Blunder 1 — Performing countless abdominal crunches thinking it will get rid of the spare tire syndrome. The pros claim it is not possible to spot reduce any area of the body. (Thank goodness, because I haven’t done a sit-up since 2004, and don’t plan to do another in this life. I HATE getting down on the floor because it’s so hard to get up!)
However, I still love crunches like the ones pictured above.
The only answer is to reduce overall body fat through a slight caloric deficit, and add resistance exercise (weight training) to stimulate the metabolism and cardiovascular exercise to burn additional calories. That’s the way to fat loss.
Performing crunches will never reduce the abdominal area because they only serve to strengthen muscle, not flatten a specific area. Just as 200 bicep curls will not make the arm smaller, nor will 200 abdominal crunches make the waist smaller. You cannot spot reduce any part of the body. It’s just not physiologically possible.
Blunder 2 — Attempting 100-percent perfection on your nutrition program all the time. Sure, this is a great thing to do if you have a strict timeframe for fat loss, but it’s a disaster waiting to happen for most people.
Haven’t we learned that we love food and we need to find a way to build in modest amounts of treats that we enjoy? Professional trainer Raphael Calzadilla had a client several years ago who asked her to design a nutrition program for her. She was somewhat depressed because she knew she had to give up eating the four chocolate-chip cookies two to three times per week that she had with her kids. She was overjoyed when Raphael told her she didn’t have to give them up. However, she was told to reduce the number to two cookies and it would fit into the overall nutrition solution. Yes, she did lose body fat with this realistic approach, and she also enjoyed her treat.
We need to make progress, but a sane approach encourages consistency and avoids that dreaded denial feeling. Build a little wiggle room into your program.
Blunder 3 — Believing that eating a little less and going on a diet will get the results you seek. It’s what most people think, though it is a dietary strategy popularized prior to the 1980s. People would go on crash diets like the grapefruit diet and lose weight — meaning muscle and fat. They assumed just eating less would take care of everything.

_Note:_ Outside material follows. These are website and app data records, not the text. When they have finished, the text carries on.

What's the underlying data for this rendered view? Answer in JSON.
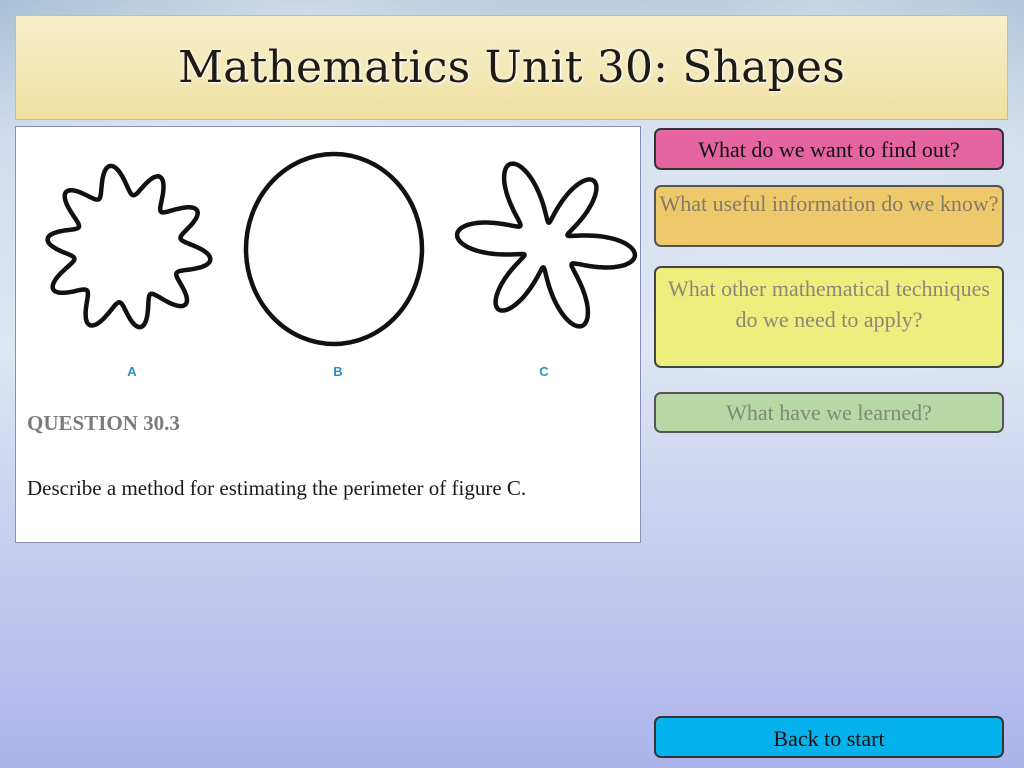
{
  "title": "Mathematics Unit 30: Shapes",
  "figures": {
    "labels": [
      "A",
      "B",
      "C"
    ]
  },
  "question": {
    "heading": "QUESTION 30.3",
    "body": "Describe a method for estimating the perimeter of figure C."
  },
  "buttons": {
    "find_out": "What do we want to find out?",
    "useful_info": "What useful information do we know?",
    "techniques": "What other mathematical techniques do we need to apply?",
    "learned": "What have we learned?",
    "back": "Back to start"
  },
  "colors": {
    "find_out": "#e565a0",
    "useful_info": "#edc96b",
    "techniques": "#eeee7e",
    "learned": "#b7d8a4",
    "back": "#05b2ec",
    "title_bg": "#f3e8b7"
  }
}
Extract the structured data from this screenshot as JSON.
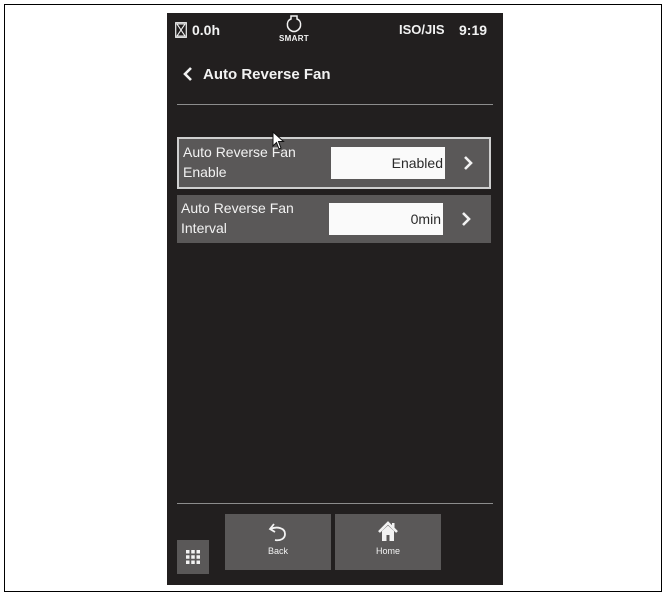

Today, we know total calories are important, but so are the amounts of protein, carbohydrates and fats in the diet. A slight caloric deficit (less than maintenance) must be adhered to as well as eating small meals and snacks every two to three hours. This helps to control blood sugar; and it is a fact that blood-sugar control will help you to lose fat.
There are numerous sites that will calculate the number of calories you can eat and still lose weight. Log onto caloriecontrol.org and answer a few questions. I learned that I can eat as many as 2026 calories a day with some moderate exercise like walking and not gain weight. So if I cut 500 calories a day I should lose one pound a week. Totally doable. However a sedentary person at my height and weight would have to limit calories to 1688 just to maintain those extra pounds – cutting 500 calories would be brutal. So however you look at it, exercise is critical!
Blunder 4 — The “cardio queen” mentality. When I first heard this expression, I knew exactly what it referred to. It’s someone who gets on a cardio machine and spends endless amounts of time on it in the hopes of losing body fat. Some people go up to 90 minutes and longer on a cardio machine. The problem with this strategy is it’s completely ineffective. It’s a poor method to lose body fat and a real time-waster.
You can work out for long sessions with moderate intensity or use shorter sessions with higher intensity (based on your fitness level).
The shorter, more-intense session will burn more overall calories and preserve muscle, which will make you look tight and lean when you get to your scale weight goal. In addition, the shorter/intense sessions will have a more profound effect on the calories you continue to burn 24 hours after completing the session. This is referred to as the 24-hour afterburn.
Want to lose fat efficiently through cardio? Pick up your pace a bit and try to get a more intense and efficient 30 to 45 minutes. You don’t need to be huffing and puffing for dear life, just increase the intensity a bit and keep it sustained at a higher level within your target heart-rate range.
(Source: Raphael Calzadilla, chief fitness pro for e-diets.com)